--- Source records ---
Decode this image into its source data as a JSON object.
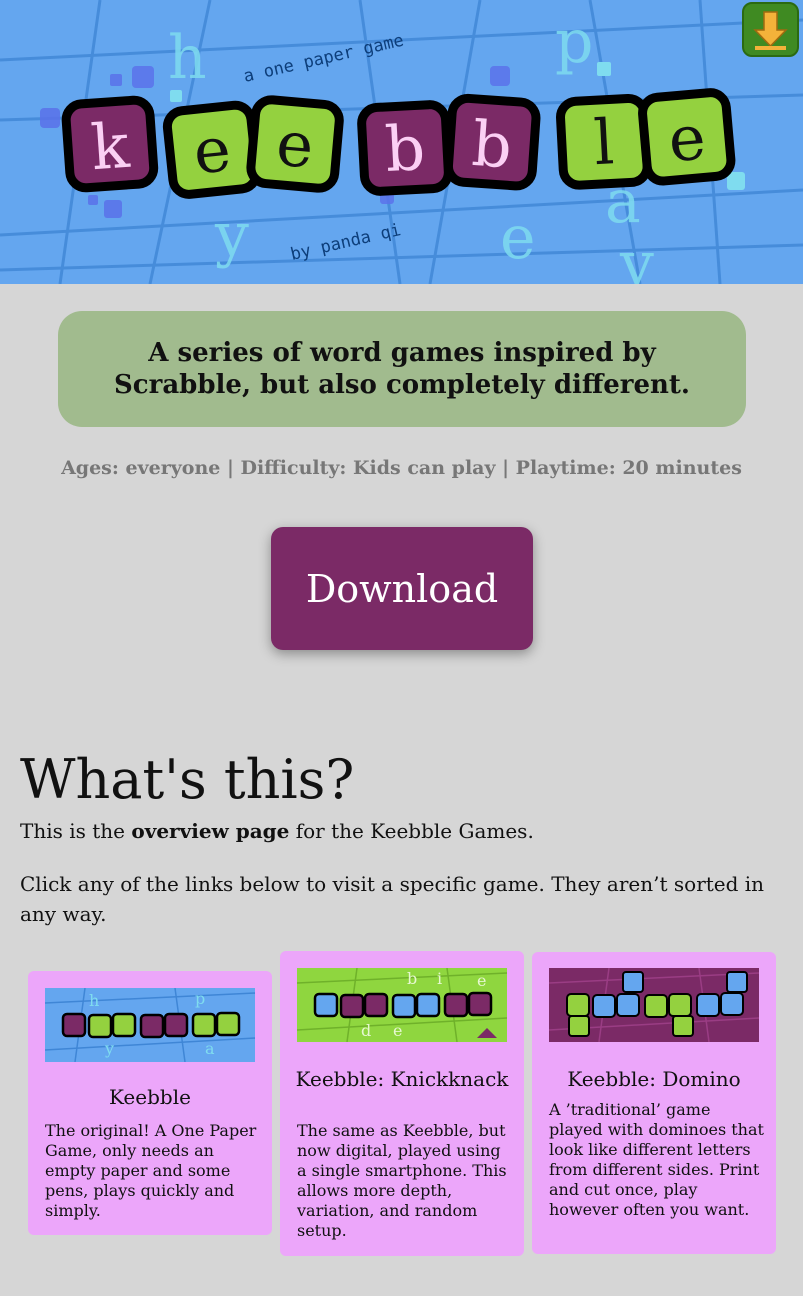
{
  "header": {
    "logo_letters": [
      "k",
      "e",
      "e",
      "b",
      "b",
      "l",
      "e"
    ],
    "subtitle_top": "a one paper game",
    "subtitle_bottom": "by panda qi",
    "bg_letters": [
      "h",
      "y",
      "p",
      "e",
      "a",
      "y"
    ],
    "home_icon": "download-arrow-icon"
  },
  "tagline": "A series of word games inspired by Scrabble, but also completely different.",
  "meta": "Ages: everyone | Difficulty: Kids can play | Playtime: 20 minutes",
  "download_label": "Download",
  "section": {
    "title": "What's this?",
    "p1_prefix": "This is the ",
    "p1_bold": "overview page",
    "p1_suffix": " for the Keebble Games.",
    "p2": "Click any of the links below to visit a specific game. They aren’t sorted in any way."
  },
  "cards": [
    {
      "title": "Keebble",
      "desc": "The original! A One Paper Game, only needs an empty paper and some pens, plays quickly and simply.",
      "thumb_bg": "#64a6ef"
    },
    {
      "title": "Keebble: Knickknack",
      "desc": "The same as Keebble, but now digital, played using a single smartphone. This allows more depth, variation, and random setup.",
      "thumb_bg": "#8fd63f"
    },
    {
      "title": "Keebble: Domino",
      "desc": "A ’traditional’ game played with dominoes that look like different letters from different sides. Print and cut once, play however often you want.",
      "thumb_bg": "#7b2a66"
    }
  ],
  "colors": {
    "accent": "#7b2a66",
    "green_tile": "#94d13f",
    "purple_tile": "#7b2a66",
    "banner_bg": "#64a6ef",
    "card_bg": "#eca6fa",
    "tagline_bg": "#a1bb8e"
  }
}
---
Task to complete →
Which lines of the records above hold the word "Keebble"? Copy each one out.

Completed exercise →
    "p1_suffix": " for the Keebble Games.",
      "title": "Keebble",
      "title": "Keebble: Knickknack",
      "desc": "The same as Keebble, but now digital, played using a single smartphone. This allows more depth, variation, and random setup.",
      "title": "Keebble: Domino",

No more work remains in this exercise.